The NCATS National COVID Cohort Collaborative (N3C) Data Enclave represents one of the largest, most secure clinical data resources for accelerating research on COVID-19. It also includes a powerful analytics platform and tool set for online discovery, visualization and collaboration. The data set and analytics capabilities will grow over time.
Below is an overview of the steps required to access the N3C data. These steps include registering with N3C, completing required training and submitting a Data Use Request (DUR). For more details, see the N3C Data Enclave FAQs and N3C Registration Checklist .
Step 1: Determine if a Data Use Agreement has been executed.
Before researchers can request access to the data, their home institutions must have a Data Use Agreement (DUA) in place with NCATS. If researchers attempt to register with the N3C before a DUA is executed, they will be notified that their requests will not be reviewed until their institution has a DUA in place. Citizen scientists not associated with an institution will need to complete their own DUA with NCATS. For more details about the DUA, including a list of institutions with an executed DUA, see the N3C Data Access Forms and Resources page.
Step 2: Register with N3C.
Once a DUA is in place, researchers need to register with N3C. During registration, researchers can request an N3C Data Enclave account.

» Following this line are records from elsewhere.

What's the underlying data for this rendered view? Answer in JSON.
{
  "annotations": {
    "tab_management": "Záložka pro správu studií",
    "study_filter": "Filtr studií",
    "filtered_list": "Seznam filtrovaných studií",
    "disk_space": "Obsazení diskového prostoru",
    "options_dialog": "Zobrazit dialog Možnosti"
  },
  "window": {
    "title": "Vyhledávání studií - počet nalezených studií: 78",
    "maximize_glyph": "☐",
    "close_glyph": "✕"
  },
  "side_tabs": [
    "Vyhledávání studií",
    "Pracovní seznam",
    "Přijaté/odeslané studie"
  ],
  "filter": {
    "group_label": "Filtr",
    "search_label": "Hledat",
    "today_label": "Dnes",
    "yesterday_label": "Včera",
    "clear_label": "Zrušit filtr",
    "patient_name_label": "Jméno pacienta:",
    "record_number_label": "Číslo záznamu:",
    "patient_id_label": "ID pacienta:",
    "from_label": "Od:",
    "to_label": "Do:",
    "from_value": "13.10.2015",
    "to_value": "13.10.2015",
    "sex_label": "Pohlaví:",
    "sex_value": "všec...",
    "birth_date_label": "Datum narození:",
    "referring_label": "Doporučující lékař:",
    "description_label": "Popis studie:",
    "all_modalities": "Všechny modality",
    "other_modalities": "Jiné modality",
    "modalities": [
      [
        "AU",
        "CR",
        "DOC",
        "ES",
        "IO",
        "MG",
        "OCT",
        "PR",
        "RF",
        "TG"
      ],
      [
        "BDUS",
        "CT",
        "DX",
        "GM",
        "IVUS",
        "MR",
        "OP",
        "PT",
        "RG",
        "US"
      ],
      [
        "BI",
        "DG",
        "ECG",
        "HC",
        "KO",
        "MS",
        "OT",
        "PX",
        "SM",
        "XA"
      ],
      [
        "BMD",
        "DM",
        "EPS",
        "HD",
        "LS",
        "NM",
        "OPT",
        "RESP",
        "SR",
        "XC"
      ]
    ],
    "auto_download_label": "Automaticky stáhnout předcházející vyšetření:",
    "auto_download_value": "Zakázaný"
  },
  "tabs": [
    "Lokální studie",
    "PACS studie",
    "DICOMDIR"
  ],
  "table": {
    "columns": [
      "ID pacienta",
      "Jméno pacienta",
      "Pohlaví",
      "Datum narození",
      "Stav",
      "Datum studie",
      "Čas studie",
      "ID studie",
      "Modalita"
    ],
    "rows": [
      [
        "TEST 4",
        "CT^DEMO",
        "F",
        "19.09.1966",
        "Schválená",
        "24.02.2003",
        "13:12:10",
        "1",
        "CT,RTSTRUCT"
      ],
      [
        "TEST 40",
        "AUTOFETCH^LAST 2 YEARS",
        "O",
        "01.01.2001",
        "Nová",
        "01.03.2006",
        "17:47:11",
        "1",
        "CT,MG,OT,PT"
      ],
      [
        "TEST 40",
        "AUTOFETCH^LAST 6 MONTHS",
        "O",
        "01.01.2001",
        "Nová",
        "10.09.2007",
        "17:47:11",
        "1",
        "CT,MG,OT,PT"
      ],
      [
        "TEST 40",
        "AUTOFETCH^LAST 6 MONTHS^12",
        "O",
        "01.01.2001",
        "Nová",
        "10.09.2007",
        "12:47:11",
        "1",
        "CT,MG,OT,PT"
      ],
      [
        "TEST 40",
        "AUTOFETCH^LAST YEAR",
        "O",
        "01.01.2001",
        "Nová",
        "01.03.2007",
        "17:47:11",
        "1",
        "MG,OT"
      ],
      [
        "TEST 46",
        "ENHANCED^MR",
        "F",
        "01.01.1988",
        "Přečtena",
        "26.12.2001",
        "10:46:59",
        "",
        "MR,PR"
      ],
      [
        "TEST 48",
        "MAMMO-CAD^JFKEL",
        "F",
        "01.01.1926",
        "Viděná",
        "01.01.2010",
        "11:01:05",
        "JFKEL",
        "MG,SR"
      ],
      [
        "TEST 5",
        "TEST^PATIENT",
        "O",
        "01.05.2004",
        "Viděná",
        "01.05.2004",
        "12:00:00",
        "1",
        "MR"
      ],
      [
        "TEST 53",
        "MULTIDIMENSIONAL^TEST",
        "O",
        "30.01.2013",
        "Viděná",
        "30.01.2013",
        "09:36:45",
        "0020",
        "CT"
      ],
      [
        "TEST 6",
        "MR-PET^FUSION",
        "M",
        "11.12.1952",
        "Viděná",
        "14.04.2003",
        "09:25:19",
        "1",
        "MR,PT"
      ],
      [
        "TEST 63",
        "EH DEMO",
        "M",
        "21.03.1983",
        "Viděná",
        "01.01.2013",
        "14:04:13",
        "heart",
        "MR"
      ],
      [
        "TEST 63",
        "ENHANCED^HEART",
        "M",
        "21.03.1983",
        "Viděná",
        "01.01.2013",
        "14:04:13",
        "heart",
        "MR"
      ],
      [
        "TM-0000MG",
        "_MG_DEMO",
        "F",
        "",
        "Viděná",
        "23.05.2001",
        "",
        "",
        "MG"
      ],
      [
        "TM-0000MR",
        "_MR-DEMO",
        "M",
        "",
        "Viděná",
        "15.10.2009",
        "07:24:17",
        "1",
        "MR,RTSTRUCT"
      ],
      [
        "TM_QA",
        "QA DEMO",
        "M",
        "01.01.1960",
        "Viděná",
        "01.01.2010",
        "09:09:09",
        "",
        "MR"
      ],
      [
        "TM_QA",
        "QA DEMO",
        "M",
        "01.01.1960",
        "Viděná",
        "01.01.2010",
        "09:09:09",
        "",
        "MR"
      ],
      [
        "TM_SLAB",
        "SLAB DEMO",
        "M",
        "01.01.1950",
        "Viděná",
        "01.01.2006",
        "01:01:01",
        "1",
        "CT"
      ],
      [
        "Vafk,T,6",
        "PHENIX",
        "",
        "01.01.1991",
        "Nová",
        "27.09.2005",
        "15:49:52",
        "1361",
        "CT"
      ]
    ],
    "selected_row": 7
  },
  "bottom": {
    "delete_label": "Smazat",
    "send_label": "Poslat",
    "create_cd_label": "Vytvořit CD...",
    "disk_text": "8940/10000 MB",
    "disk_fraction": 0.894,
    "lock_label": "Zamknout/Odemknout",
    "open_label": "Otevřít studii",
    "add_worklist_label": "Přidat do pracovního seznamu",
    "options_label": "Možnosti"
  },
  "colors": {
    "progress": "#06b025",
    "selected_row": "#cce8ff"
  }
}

Upon approval, researchers will receive an email with directions for signing into their N3C Data Enclave account.
Step 3: Log into the N3C Data Enclave.
Following the directions provided in the account creation email, researchers need to log into the N3C Data Enclave to access their account and resources for learning about using the N3C Data Enclave. Having an N3C Data Enclave account does not on its own enable access to the N3C data, however.
Step 4: Complete required training.
The N3C Data Enclave is hosted by NCATS, and all researchers must complete the “Information Security, Counterintelligence, Privacy Awareness, Records Management Refresher, Emergency Preparedness Refresher” course, which can be accessed at NIH’s information security training website, before submitting a DUR. It will take approximately 60-90 minutes to complete the entire course and users should save evidence of completion for their records (a screenshot or copy of the certificate of completion). Researchers who will request access to de-identified data or to the Limited Data Set (LDS) also must have completed their home institution’s human subjects research training requirements. Researchers will be required to provide the date they completed training in their DUR.
Step 5: Submit the Data Use Request.
After satisfying the training requirements, researchers must fill out and submit a DUR through the N3C Data Enclave. Researchers will need to provide a project title, a public research statement, a description of their research project plan, the level of data they intend to access and other information. Researchers also must read and attest to the DUA and to the N3C Data User Code of Conduct. If requesting access to the LDS, researchers will need to provide a copy of their institution’s Human Research Protection Program IRB determination letter.
After a researcher submits a DUR, it will be reviewed by the N3C Data Access Committee (DAC). The DAC is composed of federal staff from NIH and is responsible for reviewing and approving all DURs. Researchers will receive a DAC determination by email and, if approved, instructions for accessing the data. DURs will be effective for one year from the date access is granted and will be renewable.